Find all the lines in the material below with the word "name", and copy them.

-=-=-

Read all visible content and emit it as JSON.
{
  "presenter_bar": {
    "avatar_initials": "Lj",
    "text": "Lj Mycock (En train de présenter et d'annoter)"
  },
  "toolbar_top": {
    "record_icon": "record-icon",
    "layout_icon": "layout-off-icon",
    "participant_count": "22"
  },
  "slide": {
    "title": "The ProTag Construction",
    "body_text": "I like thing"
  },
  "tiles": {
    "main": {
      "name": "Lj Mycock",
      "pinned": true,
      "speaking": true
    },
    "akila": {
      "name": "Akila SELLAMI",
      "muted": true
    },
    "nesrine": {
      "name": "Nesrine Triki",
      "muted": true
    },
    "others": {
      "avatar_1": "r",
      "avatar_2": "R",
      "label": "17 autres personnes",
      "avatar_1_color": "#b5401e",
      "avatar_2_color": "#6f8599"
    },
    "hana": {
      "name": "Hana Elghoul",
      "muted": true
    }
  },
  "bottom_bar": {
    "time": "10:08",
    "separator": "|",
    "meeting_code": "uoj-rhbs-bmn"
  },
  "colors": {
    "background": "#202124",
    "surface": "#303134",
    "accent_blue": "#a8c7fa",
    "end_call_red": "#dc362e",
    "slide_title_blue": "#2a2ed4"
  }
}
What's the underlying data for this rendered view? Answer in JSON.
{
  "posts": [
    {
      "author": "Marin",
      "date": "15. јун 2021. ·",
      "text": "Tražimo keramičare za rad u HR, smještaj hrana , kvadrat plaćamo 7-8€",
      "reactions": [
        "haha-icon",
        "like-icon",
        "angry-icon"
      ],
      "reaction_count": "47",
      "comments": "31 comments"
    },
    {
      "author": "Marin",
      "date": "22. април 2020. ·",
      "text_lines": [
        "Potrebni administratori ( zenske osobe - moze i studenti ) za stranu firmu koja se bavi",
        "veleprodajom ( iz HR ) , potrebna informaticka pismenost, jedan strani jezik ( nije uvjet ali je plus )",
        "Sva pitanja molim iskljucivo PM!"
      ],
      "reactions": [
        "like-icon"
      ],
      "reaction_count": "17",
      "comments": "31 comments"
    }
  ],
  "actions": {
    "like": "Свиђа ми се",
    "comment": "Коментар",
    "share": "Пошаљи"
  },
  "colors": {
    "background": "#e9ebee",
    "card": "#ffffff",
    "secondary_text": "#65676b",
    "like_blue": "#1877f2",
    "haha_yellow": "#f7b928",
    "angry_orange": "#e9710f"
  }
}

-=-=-

## Solved exercise
      "name": "Lj Mycock",
      "name": "Akila SELLAMI",
      "name": "Nesrine Triki",
      "name": "Hana Elghoul",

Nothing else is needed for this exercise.